**AIM OF THE TASK**
Down to the last line, repeat the entries exactly and drop any image.

────────

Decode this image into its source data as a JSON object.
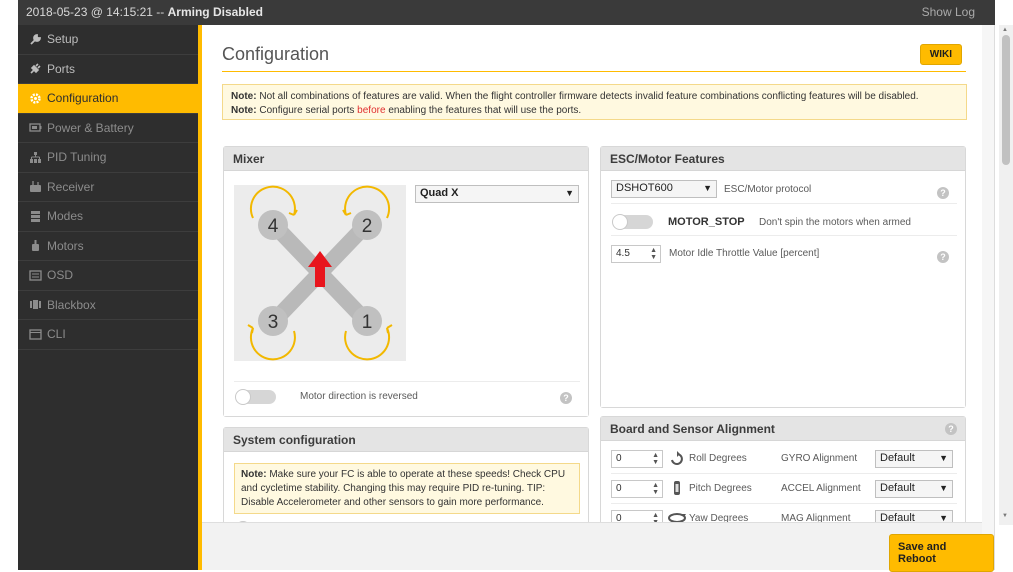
{
  "topbar": {
    "datetime": "2018-05-23 @ 14:15:21 --",
    "status": "Arming Disabled",
    "show_log": "Show Log"
  },
  "sidebar": {
    "items": [
      {
        "label": "Setup",
        "icon": "wrench-icon"
      },
      {
        "label": "Ports",
        "icon": "plug-icon"
      },
      {
        "label": "Configuration",
        "icon": "gear-icon",
        "active": true
      },
      {
        "label": "Power & Battery",
        "icon": "battery-icon"
      },
      {
        "label": "PID Tuning",
        "icon": "pid-icon"
      },
      {
        "label": "Receiver",
        "icon": "receiver-icon"
      },
      {
        "label": "Modes",
        "icon": "modes-icon"
      },
      {
        "label": "Motors",
        "icon": "motor-icon"
      },
      {
        "label": "OSD",
        "icon": "osd-icon"
      },
      {
        "label": "Blackbox",
        "icon": "blackbox-icon"
      },
      {
        "label": "CLI",
        "icon": "cli-icon"
      }
    ]
  },
  "page": {
    "title": "Configuration",
    "wiki": "WIKI",
    "note1_label": "Note:",
    "note1_text": "Not all combinations of features are valid. When the flight controller firmware detects invalid feature combinations conflicting features will be disabled.",
    "note2_label": "Note:",
    "note2_pre": "Configure serial ports",
    "note2_red": "before",
    "note2_post": "enabling the features that will use the ports."
  },
  "mixer": {
    "title": "Mixer",
    "selected": "Quad X",
    "motors": [
      "4",
      "2",
      "3",
      "1"
    ],
    "reversed_label": "Motor direction is reversed",
    "reversed": false
  },
  "esc": {
    "title": "ESC/Motor Features",
    "protocol_value": "DSHOT600",
    "protocol_label": "ESC/Motor protocol",
    "motor_stop_name": "MOTOR_STOP",
    "motor_stop_desc": "Don't spin the motors when armed",
    "idle_value": "4.5",
    "idle_label": "Motor Idle Throttle Value [percent]"
  },
  "system": {
    "title": "System configuration",
    "note_label": "Note:",
    "note_text": "Make sure your FC is able to operate at these speeds! Check CPU and cycletime stability. Changing this may require PID re-tuning. TIP: Disable Accelerometer and other sensors to gain more performance."
  },
  "board": {
    "title": "Board and Sensor Alignment",
    "rows": [
      {
        "value": "0",
        "label": "Roll Degrees",
        "align_label": "GYRO Alignment",
        "align_value": "Default"
      },
      {
        "value": "0",
        "label": "Pitch Degrees",
        "align_label": "ACCEL Alignment",
        "align_value": "Default"
      },
      {
        "value": "0",
        "label": "Yaw Degrees",
        "align_label": "MAG Alignment",
        "align_value": "Default"
      }
    ]
  },
  "footer": {
    "save_label": "Save and Reboot"
  },
  "colors": {
    "accent": "#ffbb00",
    "sidebar": "#2e2e2e",
    "topbar": "#3a3a3a",
    "arrow": "#e8141c",
    "motor_ring": "#f2b800"
  }
}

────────

**RESPONSE AREA**
Decode this image into its source data as a JSON object.
{
  "topbar": {
    "datetime": "2018-05-23 @ 14:15:21 --",
    "status": "Arming Disabled",
    "show_log": "Show Log"
  },
  "sidebar": {
    "items": [
      {
        "label": "Setup",
        "icon": "wrench-icon"
      },
      {
        "label": "Ports",
        "icon": "plug-icon"
      },
      {
        "label": "Configuration",
        "icon": "gear-icon",
        "active": true
      },
      {
        "label": "Power & Battery",
        "icon": "battery-icon"
      },
      {
        "label": "PID Tuning",
        "icon": "pid-icon"
      },
      {
        "label": "Receiver",
        "icon": "receiver-icon"
      },
      {
        "label": "Modes",
        "icon": "modes-icon"
      },
      {
        "label": "Motors",
        "icon": "motor-icon"
      },
      {
        "label": "OSD",
        "icon": "osd-icon"
      },
      {
        "label": "Blackbox",
        "icon": "blackbox-icon"
      },
      {
        "label": "CLI",
        "icon": "cli-icon"
      }
    ]
  },
  "page": {
    "title": "Configuration",
    "wiki": "WIKI",
    "note1_label": "Note:",
    "note1_text": "Not all combinations of features are valid. When the flight controller firmware detects invalid feature combinations conflicting features will be disabled.",
    "note2_label": "Note:",
    "note2_pre": "Configure serial ports",
    "note2_red": "before",
    "note2_post": "enabling the features that will use the ports."
  },
  "mixer": {
    "title": "Mixer",
    "selected": "Quad X",
    "motors": [
      "4",
      "2",
      "3",
      "1"
    ],
    "reversed_label": "Motor direction is reversed",
    "reversed": false
  },
  "esc": {
    "title": "ESC/Motor Features",
    "protocol_value": "DSHOT600",
    "protocol_label": "ESC/Motor protocol",
    "motor_stop_name": "MOTOR_STOP",
    "motor_stop_desc": "Don't spin the motors when armed",
    "idle_value": "4.5",
    "idle_label": "Motor Idle Throttle Value [percent]"
  },
  "system": {
    "title": "System configuration",
    "note_label": "Note:",
    "note_text": "Make sure your FC is able to operate at these speeds! Check CPU and cycletime stability. Changing this may require PID re-tuning. TIP: Disable Accelerometer and other sensors to gain more performance."
  },
  "board": {
    "title": "Board and Sensor Alignment",
    "rows": [
      {
        "value": "0",
        "label": "Roll Degrees",
        "align_label": "GYRO Alignment",
        "align_value": "Default"
      },
      {
        "value": "0",
        "label": "Pitch Degrees",
        "align_label": "ACCEL Alignment",
        "align_value": "Default"
      },
      {
        "value": "0",
        "label": "Yaw Degrees",
        "align_label": "MAG Alignment",
        "align_value": "Default"
      }
    ]
  },
  "footer": {
    "save_label": "Save and Reboot"
  },
  "colors": {
    "accent": "#ffbb00",
    "sidebar": "#2e2e2e",
    "topbar": "#3a3a3a",
    "arrow": "#e8141c",
    "motor_ring": "#f2b800"
  }
}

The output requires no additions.